▶ **TASK GOAL**
Scan the entries below. Report each line where the string "Créer" occurs.

(EXCERPTED RECORDS)

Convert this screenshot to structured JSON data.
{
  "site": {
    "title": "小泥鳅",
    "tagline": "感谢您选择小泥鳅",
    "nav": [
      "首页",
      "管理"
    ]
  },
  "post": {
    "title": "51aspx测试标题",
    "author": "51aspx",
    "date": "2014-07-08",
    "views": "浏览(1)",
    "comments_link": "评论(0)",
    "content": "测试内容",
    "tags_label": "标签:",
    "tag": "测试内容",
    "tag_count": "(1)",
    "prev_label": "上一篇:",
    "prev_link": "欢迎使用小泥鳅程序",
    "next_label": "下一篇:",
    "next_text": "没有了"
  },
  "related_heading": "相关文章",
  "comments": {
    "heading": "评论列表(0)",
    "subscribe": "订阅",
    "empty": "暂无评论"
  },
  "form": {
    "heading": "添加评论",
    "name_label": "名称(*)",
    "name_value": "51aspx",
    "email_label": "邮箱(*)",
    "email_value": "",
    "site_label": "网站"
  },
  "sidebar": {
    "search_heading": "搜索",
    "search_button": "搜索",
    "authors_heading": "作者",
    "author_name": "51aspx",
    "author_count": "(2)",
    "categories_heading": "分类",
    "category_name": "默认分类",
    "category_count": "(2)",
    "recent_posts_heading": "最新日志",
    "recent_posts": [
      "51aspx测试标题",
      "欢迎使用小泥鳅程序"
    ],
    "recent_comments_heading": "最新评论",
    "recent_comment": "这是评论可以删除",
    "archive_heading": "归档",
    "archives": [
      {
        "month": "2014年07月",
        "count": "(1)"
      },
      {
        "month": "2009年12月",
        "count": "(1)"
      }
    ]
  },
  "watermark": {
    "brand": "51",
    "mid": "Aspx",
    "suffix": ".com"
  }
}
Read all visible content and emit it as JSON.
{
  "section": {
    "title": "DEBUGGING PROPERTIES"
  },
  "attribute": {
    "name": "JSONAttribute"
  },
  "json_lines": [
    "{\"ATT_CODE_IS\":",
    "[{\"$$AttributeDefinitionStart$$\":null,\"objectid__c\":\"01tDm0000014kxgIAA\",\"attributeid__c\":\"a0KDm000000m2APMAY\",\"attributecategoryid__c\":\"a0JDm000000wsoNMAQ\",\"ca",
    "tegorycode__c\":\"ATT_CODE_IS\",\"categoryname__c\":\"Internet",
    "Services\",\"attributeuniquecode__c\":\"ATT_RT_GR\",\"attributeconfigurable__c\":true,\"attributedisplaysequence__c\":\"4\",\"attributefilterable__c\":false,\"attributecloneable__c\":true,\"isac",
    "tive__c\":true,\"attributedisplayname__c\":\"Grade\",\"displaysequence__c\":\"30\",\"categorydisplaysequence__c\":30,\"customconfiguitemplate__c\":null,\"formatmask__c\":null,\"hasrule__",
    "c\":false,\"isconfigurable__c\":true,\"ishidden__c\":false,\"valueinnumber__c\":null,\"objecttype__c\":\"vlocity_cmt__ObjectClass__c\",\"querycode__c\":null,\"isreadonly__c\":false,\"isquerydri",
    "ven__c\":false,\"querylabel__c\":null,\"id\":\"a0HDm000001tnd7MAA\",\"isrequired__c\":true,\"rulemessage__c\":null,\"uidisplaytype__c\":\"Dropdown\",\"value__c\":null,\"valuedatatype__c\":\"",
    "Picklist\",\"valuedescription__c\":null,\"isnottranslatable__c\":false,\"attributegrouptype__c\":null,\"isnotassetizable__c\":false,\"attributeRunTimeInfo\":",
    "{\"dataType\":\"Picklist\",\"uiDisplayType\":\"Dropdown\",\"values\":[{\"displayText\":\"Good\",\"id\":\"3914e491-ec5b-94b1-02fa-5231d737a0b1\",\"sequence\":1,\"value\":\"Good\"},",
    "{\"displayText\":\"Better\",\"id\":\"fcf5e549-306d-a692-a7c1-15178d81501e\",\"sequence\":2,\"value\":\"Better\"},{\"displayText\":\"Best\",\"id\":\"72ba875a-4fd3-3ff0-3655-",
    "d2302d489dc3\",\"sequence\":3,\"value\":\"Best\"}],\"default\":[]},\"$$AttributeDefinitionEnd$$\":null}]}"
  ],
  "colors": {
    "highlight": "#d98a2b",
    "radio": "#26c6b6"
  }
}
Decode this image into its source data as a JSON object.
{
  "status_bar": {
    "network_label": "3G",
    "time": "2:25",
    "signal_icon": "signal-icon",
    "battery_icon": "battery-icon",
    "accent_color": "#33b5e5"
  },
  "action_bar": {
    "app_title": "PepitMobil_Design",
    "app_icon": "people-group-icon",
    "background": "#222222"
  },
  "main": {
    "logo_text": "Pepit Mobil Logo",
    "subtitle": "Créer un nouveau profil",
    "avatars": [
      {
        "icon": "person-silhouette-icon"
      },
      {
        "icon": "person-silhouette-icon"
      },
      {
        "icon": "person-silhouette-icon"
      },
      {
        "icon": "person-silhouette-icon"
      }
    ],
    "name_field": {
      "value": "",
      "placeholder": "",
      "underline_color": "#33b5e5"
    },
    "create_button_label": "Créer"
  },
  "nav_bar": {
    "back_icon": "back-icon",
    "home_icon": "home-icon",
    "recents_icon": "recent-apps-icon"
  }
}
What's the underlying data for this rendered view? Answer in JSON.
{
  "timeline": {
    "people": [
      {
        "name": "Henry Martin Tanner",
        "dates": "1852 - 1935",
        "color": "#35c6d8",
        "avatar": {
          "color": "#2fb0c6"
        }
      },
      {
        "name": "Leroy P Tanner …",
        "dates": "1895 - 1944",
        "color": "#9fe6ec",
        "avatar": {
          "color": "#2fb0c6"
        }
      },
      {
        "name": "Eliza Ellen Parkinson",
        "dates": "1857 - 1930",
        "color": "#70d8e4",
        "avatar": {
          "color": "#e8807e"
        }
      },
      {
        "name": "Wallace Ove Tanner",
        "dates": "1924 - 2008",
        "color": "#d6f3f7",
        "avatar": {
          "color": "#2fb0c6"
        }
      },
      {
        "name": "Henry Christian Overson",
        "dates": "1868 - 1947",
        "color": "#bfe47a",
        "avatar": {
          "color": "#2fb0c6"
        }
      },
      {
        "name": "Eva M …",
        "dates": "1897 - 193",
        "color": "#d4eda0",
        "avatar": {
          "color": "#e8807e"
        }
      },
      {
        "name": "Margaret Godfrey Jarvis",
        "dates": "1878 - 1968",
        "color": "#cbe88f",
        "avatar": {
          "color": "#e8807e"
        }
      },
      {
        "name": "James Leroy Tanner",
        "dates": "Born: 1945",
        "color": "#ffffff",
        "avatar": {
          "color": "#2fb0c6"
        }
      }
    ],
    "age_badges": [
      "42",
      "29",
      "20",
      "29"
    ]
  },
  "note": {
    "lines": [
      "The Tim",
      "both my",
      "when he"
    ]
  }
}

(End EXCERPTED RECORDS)

▶ **RESPONSE TO THE TASK**
    "subtitle": "Créer un nouveau profil",
    "create_button_label": "Créer"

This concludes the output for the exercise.